=== Section Start ===

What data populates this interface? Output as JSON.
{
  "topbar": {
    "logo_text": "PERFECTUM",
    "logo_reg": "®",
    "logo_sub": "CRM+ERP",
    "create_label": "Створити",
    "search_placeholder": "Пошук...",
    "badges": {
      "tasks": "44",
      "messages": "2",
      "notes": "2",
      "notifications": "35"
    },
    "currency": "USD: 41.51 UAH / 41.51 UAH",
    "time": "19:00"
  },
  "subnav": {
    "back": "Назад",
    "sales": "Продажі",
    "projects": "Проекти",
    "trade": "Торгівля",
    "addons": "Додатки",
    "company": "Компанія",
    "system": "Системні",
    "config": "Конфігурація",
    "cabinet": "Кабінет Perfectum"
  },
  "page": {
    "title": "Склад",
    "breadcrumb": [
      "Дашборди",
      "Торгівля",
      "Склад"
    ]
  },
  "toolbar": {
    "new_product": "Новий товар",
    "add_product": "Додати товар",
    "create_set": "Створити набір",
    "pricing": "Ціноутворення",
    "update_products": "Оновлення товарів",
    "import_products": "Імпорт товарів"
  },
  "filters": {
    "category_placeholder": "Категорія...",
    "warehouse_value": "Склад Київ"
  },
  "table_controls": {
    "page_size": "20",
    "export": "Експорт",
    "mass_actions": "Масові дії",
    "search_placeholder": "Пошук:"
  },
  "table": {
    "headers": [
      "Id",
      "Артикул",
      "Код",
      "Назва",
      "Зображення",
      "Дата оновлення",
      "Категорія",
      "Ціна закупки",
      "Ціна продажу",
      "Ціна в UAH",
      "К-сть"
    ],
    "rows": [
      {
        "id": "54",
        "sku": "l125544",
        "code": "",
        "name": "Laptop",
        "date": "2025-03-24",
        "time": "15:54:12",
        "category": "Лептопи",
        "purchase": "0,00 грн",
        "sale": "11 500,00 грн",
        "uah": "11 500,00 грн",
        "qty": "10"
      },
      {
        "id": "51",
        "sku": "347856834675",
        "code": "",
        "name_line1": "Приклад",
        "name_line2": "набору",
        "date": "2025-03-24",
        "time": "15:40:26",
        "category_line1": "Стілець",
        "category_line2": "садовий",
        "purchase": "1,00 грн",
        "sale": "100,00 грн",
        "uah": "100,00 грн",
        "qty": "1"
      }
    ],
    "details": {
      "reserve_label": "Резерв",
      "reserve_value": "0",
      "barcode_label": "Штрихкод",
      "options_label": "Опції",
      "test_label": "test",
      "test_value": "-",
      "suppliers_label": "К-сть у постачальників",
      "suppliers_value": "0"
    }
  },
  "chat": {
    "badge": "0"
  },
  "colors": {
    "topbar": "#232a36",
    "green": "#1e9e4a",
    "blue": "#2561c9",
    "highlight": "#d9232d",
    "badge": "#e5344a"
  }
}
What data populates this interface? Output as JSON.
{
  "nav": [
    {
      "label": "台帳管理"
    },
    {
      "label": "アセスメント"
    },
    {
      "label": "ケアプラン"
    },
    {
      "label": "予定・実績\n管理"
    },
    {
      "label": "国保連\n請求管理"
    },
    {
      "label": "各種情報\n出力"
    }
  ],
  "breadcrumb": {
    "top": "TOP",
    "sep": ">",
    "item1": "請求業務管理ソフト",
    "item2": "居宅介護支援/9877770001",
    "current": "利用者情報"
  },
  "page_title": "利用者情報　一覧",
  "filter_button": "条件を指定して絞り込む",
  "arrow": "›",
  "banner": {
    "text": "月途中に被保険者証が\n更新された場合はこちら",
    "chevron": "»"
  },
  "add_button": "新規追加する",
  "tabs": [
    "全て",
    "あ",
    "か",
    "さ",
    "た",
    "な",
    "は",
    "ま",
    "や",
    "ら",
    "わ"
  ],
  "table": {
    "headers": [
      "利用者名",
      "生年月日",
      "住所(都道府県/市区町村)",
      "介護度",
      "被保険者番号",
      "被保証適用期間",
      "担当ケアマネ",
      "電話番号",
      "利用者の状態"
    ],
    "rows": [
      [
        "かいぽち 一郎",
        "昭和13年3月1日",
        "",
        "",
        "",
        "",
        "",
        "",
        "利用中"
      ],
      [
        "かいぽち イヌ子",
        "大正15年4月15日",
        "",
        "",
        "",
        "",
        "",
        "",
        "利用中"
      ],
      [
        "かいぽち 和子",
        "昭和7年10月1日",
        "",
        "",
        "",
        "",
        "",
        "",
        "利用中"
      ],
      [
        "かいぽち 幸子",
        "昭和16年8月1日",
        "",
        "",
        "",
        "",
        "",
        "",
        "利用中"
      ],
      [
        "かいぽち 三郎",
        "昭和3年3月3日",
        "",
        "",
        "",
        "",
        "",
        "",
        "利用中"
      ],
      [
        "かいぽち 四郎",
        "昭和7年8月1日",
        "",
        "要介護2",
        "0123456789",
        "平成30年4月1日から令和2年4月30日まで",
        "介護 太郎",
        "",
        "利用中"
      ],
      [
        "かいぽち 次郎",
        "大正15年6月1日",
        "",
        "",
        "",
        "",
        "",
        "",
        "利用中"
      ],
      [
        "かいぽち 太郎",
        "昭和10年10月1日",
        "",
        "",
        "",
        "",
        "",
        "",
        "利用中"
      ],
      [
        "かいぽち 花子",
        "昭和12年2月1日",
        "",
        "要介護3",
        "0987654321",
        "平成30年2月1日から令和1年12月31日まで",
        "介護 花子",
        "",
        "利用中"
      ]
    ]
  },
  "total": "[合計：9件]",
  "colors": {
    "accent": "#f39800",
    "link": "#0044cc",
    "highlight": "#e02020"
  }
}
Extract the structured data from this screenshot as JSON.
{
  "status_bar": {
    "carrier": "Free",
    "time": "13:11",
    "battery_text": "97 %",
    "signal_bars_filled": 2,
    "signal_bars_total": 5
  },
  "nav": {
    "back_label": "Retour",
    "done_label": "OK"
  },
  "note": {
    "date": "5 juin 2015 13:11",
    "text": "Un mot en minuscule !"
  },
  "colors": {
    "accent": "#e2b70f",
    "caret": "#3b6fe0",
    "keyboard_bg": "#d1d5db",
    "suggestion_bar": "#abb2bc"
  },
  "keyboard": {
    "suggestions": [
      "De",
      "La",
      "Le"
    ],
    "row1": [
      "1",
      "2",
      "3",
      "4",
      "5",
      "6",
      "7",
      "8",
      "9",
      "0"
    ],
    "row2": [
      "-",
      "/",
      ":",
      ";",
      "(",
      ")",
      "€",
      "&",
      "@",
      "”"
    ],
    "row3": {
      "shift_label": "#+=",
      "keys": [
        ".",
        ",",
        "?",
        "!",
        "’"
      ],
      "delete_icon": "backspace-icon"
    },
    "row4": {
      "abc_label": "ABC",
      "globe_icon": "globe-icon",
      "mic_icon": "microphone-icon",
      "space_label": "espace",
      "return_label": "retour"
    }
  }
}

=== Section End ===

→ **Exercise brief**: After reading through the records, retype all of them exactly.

→ **Task response**:
What data populates this interface? Output as JSON.
{
  "topbar": {
    "logo_text": "PERFECTUM",
    "logo_reg": "®",
    "logo_sub": "CRM+ERP",
    "create_label": "Створити",
    "search_placeholder": "Пошук...",
    "badges": {
      "tasks": "44",
      "messages": "2",
      "notes": "2",
      "notifications": "35"
    },
    "currency": "USD: 41.51 UAH / 41.51 UAH",
    "time": "19:00"
  },
  "subnav": {
    "back": "Назад",
    "sales": "Продажі",
    "projects": "Проекти",
    "trade": "Торгівля",
    "addons": "Додатки",
    "company": "Компанія",
    "system": "Системні",
    "config": "Конфігурація",
    "cabinet": "Кабінет Perfectum"
  },
  "page": {
    "title": "Склад",
    "breadcrumb": [
      "Дашборди",
      "Торгівля",
      "Склад"
    ]
  },
  "toolbar": {
    "new_product": "Новий товар",
    "add_product": "Додати товар",
    "create_set": "Створити набір",
    "pricing": "Ціноутворення",
    "update_products": "Оновлення товарів",
    "import_products": "Імпорт товарів"
  },
  "filters": {
    "category_placeholder": "Категорія...",
    "warehouse_value": "Склад Київ"
  },
  "table_controls": {
    "page_size": "20",
    "export": "Експорт",
    "mass_actions": "Масові дії",
    "search_placeholder": "Пошук:"
  },
  "table": {
    "headers": [
      "Id",
      "Артикул",
      "Код",
      "Назва",
      "Зображення",
      "Дата оновлення",
      "Категорія",
      "Ціна закупки",
      "Ціна продажу",
      "Ціна в UAH",
      "К-сть"
    ],
    "rows": [
      {
        "id": "54",
        "sku": "l125544",
        "code": "",
        "name": "Laptop",
        "date": "2025-03-24",
        "time": "15:54:12",
        "category": "Лептопи",
        "purchase": "0,00 грн",
        "sale": "11 500,00 грн",
        "uah": "11 500,00 грн",
        "qty": "10"
      },
      {
        "id": "51",
        "sku": "347856834675",
        "code": "",
        "name_line1": "Приклад",
        "name_line2": "набору",
        "date": "2025-03-24",
        "time": "15:40:26",
        "category_line1": "Стілець",
        "category_line2": "садовий",
        "purchase": "1,00 грн",
        "sale": "100,00 грн",
        "uah": "100,00 грн",
        "qty": "1"
      }
    ],
    "details": {
      "reserve_label": "Резерв",
      "reserve_value": "0",
      "barcode_label": "Штрихкод",
      "options_label": "Опції",
      "test_label": "test",
      "test_value": "-",
      "suppliers_label": "К-сть у постачальників",
      "suppliers_value": "0"
    }
  },
  "chat": {
    "badge": "0"
  },
  "colors": {
    "topbar": "#232a36",
    "green": "#1e9e4a",
    "blue": "#2561c9",
    "highlight": "#d9232d",
    "badge": "#e5344a"
  }
}
What data populates this interface? Output as JSON.
{
  "nav": [
    {
      "label": "台帳管理"
    },
    {
      "label": "アセスメント"
    },
    {
      "label": "ケアプラン"
    },
    {
      "label": "予定・実績\n管理"
    },
    {
      "label": "国保連\n請求管理"
    },
    {
      "label": "各種情報\n出力"
    }
  ],
  "breadcrumb": {
    "top": "TOP",
    "sep": ">",
    "item1": "請求業務管理ソフト",
    "item2": "居宅介護支援/9877770001",
    "current": "利用者情報"
  },
  "page_title": "利用者情報　一覧",
  "filter_button": "条件を指定して絞り込む",
  "arrow": "›",
  "banner": {
    "text": "月途中に被保険者証が\n更新された場合はこちら",
    "chevron": "»"
  },
  "add_button": "新規追加する",
  "tabs": [
    "全て",
    "あ",
    "か",
    "さ",
    "た",
    "な",
    "は",
    "ま",
    "や",
    "ら",
    "わ"
  ],
  "table": {
    "headers": [
      "利用者名",
      "生年月日",
      "住所(都道府県/市区町村)",
      "介護度",
      "被保険者番号",
      "被保証適用期間",
      "担当ケアマネ",
      "電話番号",
      "利用者の状態"
    ],
    "rows": [
      [
        "かいぽち 一郎",
        "昭和13年3月1日",
        "",
        "",
        "",
        "",
        "",
        "",
        "利用中"
      ],
      [
        "かいぽち イヌ子",
        "大正15年4月15日",
        "",
        "",
        "",
        "",
        "",
        "",
        "利用中"
      ],
      [
        "かいぽち 和子",
        "昭和7年10月1日",
        "",
        "",
        "",
        "",
        "",
        "",
        "利用中"
      ],
      [
        "かいぽち 幸子",
        "昭和16年8月1日",
        "",
        "",
        "",
        "",
        "",
        "",
        "利用中"
      ],
      [
        "かいぽち 三郎",
        "昭和3年3月3日",
        "",
        "",
        "",
        "",
        "",
        "",
        "利用中"
      ],
      [
        "かいぽち 四郎",
        "昭和7年8月1日",
        "",
        "要介護2",
        "0123456789",
        "平成30年4月1日から令和2年4月30日まで",
        "介護 太郎",
        "",
        "利用中"
      ],
      [
        "かいぽち 次郎",
        "大正15年6月1日",
        "",
        "",
        "",
        "",
        "",
        "",
        "利用中"
      ],
      [
        "かいぽち 太郎",
        "昭和10年10月1日",
        "",
        "",
        "",
        "",
        "",
        "",
        "利用中"
      ],
      [
        "かいぽち 花子",
        "昭和12年2月1日",
        "",
        "要介護3",
        "0987654321",
        "平成30年2月1日から令和1年12月31日まで",
        "介護 花子",
        "",
        "利用中"
      ]
    ]
  },
  "total": "[合計：9件]",
  "colors": {
    "accent": "#f39800",
    "link": "#0044cc",
    "highlight": "#e02020"
  }
}
Extract the structured data from this screenshot as JSON.
{
  "status_bar": {
    "carrier": "Free",
    "time": "13:11",
    "battery_text": "97 %",
    "signal_bars_filled": 2,
    "signal_bars_total": 5
  },
  "nav": {
    "back_label": "Retour",
    "done_label": "OK"
  },
  "note": {
    "date": "5 juin 2015 13:11",
    "text": "Un mot en minuscule !"
  },
  "colors": {
    "accent": "#e2b70f",
    "caret": "#3b6fe0",
    "keyboard_bg": "#d1d5db",
    "suggestion_bar": "#abb2bc"
  },
  "keyboard": {
    "suggestions": [
      "De",
      "La",
      "Le"
    ],
    "row1": [
      "1",
      "2",
      "3",
      "4",
      "5",
      "6",
      "7",
      "8",
      "9",
      "0"
    ],
    "row2": [
      "-",
      "/",
      ":",
      ";",
      "(",
      ")",
      "€",
      "&",
      "@",
      "”"
    ],
    "row3": {
      "shift_label": "#+=",
      "keys": [
        ".",
        ",",
        "?",
        "!",
        "’"
      ],
      "delete_icon": "backspace-icon"
    },
    "row4": {
      "abc_label": "ABC",
      "globe_icon": "globe-icon",
      "mic_icon": "microphone-icon",
      "space_label": "espace",
      "return_label": "retour"
    }
  }
}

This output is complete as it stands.